Shares of Cloudflare skyrocketed more than 22percent in its first day of trading on the public market on Friday. The business opened trading at $18 after it priced its IPO at $15 a share on Thursday.
Earlier this week, the company increased its IPO price range to between $12 and $14 per share, up from its previous range of $10 to $12 per share. The business offered over 35 million shares available, increasing $525 million in the procedure.
In an interview after the introduction, Cloudflare CEO Matthew Prince told CNBC’s”Squawk Alley” the firm opted to pursue an IPO after it was apparent that its scale and size warranted the move. The company joins a fast growing 2019 IPO course, with a number of the most-watched tech titles experiencing a rough start up to now. Uber, Lyft and Slack are down considerably since their debuts.
“When a company gets to a certain scale and a certain size…you owe it to your employees and investors to run the company as a public company, so you might as well be a public company,” he explained.
Cloudflare, trading on the New York Stock Exchange under the symbol “NET,” supplies cloud-based network solutions to enterprises, helping them distribute their content and keep it available online. In the business’s first prospectus, Cloudflare reported that a $36.8 million net loss on $129.2 million in earnings for the first half 2019, with earnings up 48percent and losses up 13% from the same period one year ago. It counted 74,873 paying clients as of the first half 2019, including firms like IBM, the chat service Discord and Zendesk.
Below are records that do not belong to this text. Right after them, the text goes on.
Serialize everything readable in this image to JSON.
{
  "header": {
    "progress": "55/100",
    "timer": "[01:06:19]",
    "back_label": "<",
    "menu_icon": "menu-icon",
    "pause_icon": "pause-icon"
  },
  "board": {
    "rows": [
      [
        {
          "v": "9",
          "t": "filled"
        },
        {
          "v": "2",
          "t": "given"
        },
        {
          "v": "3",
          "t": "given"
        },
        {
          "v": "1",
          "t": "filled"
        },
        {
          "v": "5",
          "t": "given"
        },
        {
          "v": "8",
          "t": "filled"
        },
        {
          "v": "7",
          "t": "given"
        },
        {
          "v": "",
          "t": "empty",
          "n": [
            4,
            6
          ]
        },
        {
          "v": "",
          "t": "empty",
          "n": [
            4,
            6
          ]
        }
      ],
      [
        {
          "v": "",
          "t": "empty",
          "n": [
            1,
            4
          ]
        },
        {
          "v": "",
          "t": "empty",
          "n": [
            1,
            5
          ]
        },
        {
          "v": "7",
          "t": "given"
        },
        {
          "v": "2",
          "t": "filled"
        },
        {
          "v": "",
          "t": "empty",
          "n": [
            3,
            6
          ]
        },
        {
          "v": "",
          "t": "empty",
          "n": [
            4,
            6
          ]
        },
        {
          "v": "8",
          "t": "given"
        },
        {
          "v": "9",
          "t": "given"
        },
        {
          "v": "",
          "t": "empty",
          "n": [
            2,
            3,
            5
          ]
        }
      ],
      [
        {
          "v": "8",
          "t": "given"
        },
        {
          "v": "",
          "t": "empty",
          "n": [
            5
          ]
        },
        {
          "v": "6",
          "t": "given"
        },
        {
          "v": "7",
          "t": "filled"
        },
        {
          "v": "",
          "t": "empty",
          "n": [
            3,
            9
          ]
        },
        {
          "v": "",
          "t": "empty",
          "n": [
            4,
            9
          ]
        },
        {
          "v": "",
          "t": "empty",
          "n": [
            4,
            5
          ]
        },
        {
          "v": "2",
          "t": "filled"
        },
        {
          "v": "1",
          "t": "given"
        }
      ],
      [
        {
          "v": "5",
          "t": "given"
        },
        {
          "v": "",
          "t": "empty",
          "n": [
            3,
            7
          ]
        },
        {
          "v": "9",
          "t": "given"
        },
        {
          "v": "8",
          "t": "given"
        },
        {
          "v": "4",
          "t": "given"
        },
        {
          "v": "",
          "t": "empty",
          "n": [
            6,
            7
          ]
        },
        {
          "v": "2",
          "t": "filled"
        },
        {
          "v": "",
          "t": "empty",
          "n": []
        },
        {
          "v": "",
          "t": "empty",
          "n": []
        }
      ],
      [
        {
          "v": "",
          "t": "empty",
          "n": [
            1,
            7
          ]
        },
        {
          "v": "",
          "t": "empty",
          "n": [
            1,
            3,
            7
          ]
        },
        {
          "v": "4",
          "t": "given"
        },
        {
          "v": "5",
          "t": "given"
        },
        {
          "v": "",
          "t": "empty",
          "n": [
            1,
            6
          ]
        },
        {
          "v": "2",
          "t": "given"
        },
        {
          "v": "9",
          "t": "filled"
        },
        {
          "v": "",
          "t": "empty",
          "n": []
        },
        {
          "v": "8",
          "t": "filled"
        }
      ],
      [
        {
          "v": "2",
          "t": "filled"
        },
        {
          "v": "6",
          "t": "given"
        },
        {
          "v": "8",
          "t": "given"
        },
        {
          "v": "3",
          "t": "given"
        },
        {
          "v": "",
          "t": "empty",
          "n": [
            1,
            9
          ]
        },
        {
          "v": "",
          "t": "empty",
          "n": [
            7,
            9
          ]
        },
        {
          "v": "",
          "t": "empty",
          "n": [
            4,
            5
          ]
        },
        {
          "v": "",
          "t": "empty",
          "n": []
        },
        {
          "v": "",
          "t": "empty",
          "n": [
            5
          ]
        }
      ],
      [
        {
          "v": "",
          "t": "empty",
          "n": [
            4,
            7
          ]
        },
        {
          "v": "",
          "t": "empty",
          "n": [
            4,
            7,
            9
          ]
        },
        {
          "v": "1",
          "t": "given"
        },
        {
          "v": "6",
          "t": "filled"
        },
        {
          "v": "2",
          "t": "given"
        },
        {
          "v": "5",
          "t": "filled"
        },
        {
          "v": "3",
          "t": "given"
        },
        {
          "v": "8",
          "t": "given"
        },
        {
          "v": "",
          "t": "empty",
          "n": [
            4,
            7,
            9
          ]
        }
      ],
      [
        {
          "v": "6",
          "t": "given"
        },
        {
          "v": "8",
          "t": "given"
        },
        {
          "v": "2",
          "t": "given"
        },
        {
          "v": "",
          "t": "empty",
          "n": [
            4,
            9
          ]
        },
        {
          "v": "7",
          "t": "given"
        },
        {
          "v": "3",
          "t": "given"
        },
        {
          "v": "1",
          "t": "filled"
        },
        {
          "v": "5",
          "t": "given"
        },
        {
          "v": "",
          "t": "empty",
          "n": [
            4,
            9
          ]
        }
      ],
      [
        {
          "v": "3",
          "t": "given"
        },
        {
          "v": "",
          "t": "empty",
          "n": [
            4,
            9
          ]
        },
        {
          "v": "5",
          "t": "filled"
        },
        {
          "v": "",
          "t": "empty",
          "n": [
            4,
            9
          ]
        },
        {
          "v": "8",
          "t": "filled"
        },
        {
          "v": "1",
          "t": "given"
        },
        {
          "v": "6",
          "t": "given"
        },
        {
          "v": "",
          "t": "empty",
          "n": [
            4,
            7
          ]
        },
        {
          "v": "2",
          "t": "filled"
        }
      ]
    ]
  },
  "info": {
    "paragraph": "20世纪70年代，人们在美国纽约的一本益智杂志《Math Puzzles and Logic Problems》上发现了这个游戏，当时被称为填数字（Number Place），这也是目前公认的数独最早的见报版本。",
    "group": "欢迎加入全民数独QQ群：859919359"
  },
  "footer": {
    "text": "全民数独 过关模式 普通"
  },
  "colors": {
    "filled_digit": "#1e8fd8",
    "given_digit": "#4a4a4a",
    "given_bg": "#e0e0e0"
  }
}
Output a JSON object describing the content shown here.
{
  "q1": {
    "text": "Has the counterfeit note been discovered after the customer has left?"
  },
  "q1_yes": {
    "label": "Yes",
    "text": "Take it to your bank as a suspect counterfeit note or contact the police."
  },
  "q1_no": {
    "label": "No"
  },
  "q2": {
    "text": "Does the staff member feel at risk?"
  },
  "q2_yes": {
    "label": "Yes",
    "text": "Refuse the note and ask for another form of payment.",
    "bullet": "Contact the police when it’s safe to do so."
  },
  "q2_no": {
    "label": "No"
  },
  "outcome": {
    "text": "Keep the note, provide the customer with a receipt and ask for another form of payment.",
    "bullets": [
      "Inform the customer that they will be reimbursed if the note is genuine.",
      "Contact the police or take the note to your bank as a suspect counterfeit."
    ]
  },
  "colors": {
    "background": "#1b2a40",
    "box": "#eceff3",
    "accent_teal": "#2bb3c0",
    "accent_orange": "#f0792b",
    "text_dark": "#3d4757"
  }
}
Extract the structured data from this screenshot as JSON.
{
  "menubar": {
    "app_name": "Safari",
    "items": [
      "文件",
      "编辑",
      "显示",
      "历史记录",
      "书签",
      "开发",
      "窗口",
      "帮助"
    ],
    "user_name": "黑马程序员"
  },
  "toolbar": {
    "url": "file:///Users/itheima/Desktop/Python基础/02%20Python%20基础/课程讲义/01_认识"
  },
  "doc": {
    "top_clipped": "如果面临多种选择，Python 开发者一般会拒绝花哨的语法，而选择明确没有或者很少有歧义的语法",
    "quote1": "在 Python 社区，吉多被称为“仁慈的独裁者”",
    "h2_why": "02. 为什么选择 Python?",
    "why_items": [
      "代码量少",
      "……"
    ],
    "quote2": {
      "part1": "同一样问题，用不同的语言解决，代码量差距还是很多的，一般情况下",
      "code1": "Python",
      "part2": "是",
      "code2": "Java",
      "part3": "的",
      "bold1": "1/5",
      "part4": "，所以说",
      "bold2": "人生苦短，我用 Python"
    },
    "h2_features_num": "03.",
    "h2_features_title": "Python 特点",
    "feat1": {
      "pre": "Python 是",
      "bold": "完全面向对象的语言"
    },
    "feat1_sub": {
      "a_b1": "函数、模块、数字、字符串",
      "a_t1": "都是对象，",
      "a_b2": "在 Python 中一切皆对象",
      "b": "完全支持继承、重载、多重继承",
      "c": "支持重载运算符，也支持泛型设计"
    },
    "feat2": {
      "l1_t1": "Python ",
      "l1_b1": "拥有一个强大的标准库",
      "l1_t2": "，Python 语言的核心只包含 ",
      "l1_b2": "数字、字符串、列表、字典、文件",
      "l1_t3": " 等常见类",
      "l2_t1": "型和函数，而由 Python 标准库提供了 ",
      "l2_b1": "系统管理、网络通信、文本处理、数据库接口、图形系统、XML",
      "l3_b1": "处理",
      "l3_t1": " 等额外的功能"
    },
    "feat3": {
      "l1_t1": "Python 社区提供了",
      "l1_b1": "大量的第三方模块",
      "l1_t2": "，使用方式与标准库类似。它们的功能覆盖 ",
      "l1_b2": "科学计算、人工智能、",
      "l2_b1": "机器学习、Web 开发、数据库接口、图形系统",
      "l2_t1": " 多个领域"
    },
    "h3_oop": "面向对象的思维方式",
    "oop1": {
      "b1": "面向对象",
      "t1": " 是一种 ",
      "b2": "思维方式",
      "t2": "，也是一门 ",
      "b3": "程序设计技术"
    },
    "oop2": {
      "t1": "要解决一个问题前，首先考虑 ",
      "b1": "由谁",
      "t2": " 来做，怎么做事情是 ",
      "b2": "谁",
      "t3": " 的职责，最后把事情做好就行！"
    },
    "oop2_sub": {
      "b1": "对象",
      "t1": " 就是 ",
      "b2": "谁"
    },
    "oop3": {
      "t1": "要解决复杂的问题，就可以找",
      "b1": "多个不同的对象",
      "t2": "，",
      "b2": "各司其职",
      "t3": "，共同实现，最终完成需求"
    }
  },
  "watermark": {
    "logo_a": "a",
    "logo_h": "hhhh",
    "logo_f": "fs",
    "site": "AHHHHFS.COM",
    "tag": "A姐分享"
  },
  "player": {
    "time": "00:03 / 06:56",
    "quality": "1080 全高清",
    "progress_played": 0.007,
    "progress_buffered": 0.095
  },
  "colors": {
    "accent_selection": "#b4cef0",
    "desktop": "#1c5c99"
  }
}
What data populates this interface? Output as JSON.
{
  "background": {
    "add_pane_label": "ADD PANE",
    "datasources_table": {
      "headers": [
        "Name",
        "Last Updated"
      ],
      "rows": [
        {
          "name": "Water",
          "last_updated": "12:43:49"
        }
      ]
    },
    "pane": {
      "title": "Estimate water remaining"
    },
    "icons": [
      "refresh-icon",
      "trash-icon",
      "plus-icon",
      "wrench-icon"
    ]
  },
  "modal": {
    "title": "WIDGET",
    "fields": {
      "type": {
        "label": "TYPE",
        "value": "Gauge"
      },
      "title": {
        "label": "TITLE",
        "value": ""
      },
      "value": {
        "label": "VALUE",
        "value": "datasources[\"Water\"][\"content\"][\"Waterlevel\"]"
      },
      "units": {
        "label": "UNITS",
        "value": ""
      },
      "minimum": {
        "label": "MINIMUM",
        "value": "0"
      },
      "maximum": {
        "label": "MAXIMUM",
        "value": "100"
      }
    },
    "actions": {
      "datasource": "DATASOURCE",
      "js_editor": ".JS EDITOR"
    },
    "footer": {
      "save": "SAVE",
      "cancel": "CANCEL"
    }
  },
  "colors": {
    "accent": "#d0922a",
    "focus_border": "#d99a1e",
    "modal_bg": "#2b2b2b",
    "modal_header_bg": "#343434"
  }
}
The organization has been in the spotlight because of its participation in many controversies. Earlier this year, it moved to pull the plug on contentious online forum 8chan, after it had been found that the site was used by the El Paso shot to post an anti-immigrant and anti-government display. In 2017, the business ended service with neo-Nazi site The Daily Stormer after the deadly “Unite the Right” rally in Charlottesville, Virginia.